The New York Times last week reported on Japan’s tough new ways to ensure the safety of food imports from China. The results look promising.
Japan tests imported food in Japan and also screens the food producers in China. According to the Times:
The Japanese have developed tough approaches for ensuring the quality of Chinese imports, particularly food – in part by far more rigorous testing of its imported food than in the United States. But the innovation getting the most American attention is Japan’s system for screening Chinese producers even before they ship their merchandise to Japan.
Citing the Food and Drug Administration, the House report described Japan’s model as the most realistic one for protecting American consumers. “The Japanese system of regulating Chinese food imports does appear to offer better control than that currently used by F.D.A.,” it concluded. Says the Times:

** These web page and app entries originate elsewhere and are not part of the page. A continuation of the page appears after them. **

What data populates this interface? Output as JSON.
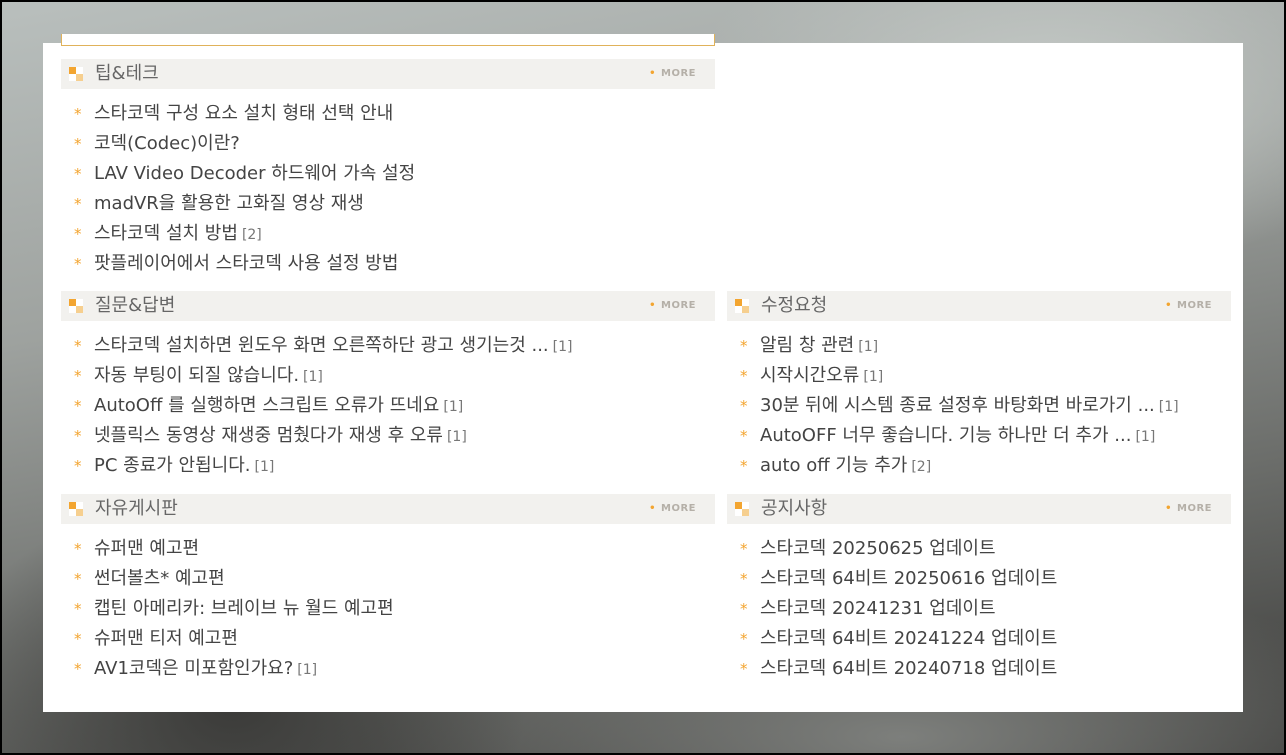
{
  "more_label": "MORE",
  "bullet": "*",
  "sections": [
    {
      "title": "팁&테크",
      "items": [
        {
          "text": "스타코덱 구성 요소 설치 형태 선택 안내",
          "count": ""
        },
        {
          "text": "코덱(Codec)이란?",
          "count": ""
        },
        {
          "text": "LAV Video Decoder 하드웨어 가속 설정",
          "count": ""
        },
        {
          "text": "madVR을 활용한 고화질 영상 재생",
          "count": ""
        },
        {
          "text": "스타코덱 설치 방법",
          "count": "[2]"
        },
        {
          "text": "팟플레이어에서 스타코덱 사용 설정 방법",
          "count": ""
        }
      ]
    },
    {
      "title": "질문&답변",
      "items": [
        {
          "text": "스타코덱 설치하면 윈도우 화면 오른쪽하단 광고 생기는것 ...",
          "count": "[1]"
        },
        {
          "text": "자동 부팅이 되질 않습니다.",
          "count": "[1]"
        },
        {
          "text": "AutoOff 를 실행하면 스크립트 오류가 뜨네요",
          "count": "[1]"
        },
        {
          "text": "넷플릭스 동영상 재생중 멈췄다가 재생 후 오류",
          "count": "[1]"
        },
        {
          "text": "PC 종료가 안됩니다.",
          "count": "[1]"
        }
      ]
    },
    {
      "title": "수정요청",
      "items": [
        {
          "text": "알림 창 관련",
          "count": "[1]"
        },
        {
          "text": "시작시간오류",
          "count": "[1]"
        },
        {
          "text": "30분 뒤에 시스템 종료 설정후 바탕화면 바로가기 ...",
          "count": "[1]"
        },
        {
          "text": "AutoOFF 너무 좋습니다. 기능 하나만 더 추가 ...",
          "count": "[1]"
        },
        {
          "text": "auto off 기능 추가",
          "count": "[2]"
        }
      ]
    },
    {
      "title": "자유게시판",
      "items": [
        {
          "text": "슈퍼맨 예고편",
          "count": ""
        },
        {
          "text": "썬더볼츠* 예고편",
          "count": ""
        },
        {
          "text": "캡틴 아메리카: 브레이브 뉴 월드 예고편",
          "count": ""
        },
        {
          "text": "슈퍼맨 티저 예고편",
          "count": ""
        },
        {
          "text": "AV1코덱은 미포함인가요?",
          "count": "[1]"
        }
      ]
    },
    {
      "title": "공지사항",
      "items": [
        {
          "text": "스타코덱 20250625 업데이트",
          "count": ""
        },
        {
          "text": "스타코덱 64비트 20250616 업데이트",
          "count": ""
        },
        {
          "text": "스타코덱 20241231 업데이트",
          "count": ""
        },
        {
          "text": "스타코덱 64비트 20241224 업데이트",
          "count": ""
        },
        {
          "text": "스타코덱 64비트 20240718 업데이트",
          "count": ""
        }
      ]
    }
  ]
}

Japan tests 10 percent of all food it imports, while the US tests less than one percent. They take samples of food, grind them up in great big blenders, and test them for pesticides, antibiotics, and other chemicals. And last year they found more than 1500 samples that violated standards, out of the more than 200,000 tested.
In addition to the far more aggressive food testing in Japan, corporations may only import food from companies specially licensed to produce food to Japanese standards. The Times found:
Currently, 45 Chinese companies are licensed to produce spinach for sale in Japan. The Chinese producers must grow all their spinach on their own plots and not buy any from other producers. This greatly reduces the chance of dangerous pesticides getting into shipments, Japanese officials say.
While China has licensed exporters before, this system is more stringent, Japanese and American officials say, in part because the Japanese health ministry helps to enforce it by allowing in products only from licensed companies. By contrast, the United States, with its more unrestrained free-market approach, allows importers to disregard China’s licensing system.
Imported food does cost more in Japan than it does in the U.S., although many factors—particularly Japan’s outdated food distribution system—contribute to that extra cost. Does the higher level of mandatory testing add some cost? Certainly, a little. Is food security and safety worth it? I think so.
A more comprehensive inspection system – at U.S. ports and on the ground in exporting countries – would go far to restoring American consumers’ faith in imported food, toys and other products. If justifiably concerned consumers worry that no one seems to be able to keep dangerous foods and products off the store shelves and reduce their spending as a result, the over all cost to the U.S. economy could be far higher.
Or people could just decide to “buy at home,” although the home grown goods cost more. Look in your local area for the local producers who provide an alternative to the imports in your grocery store.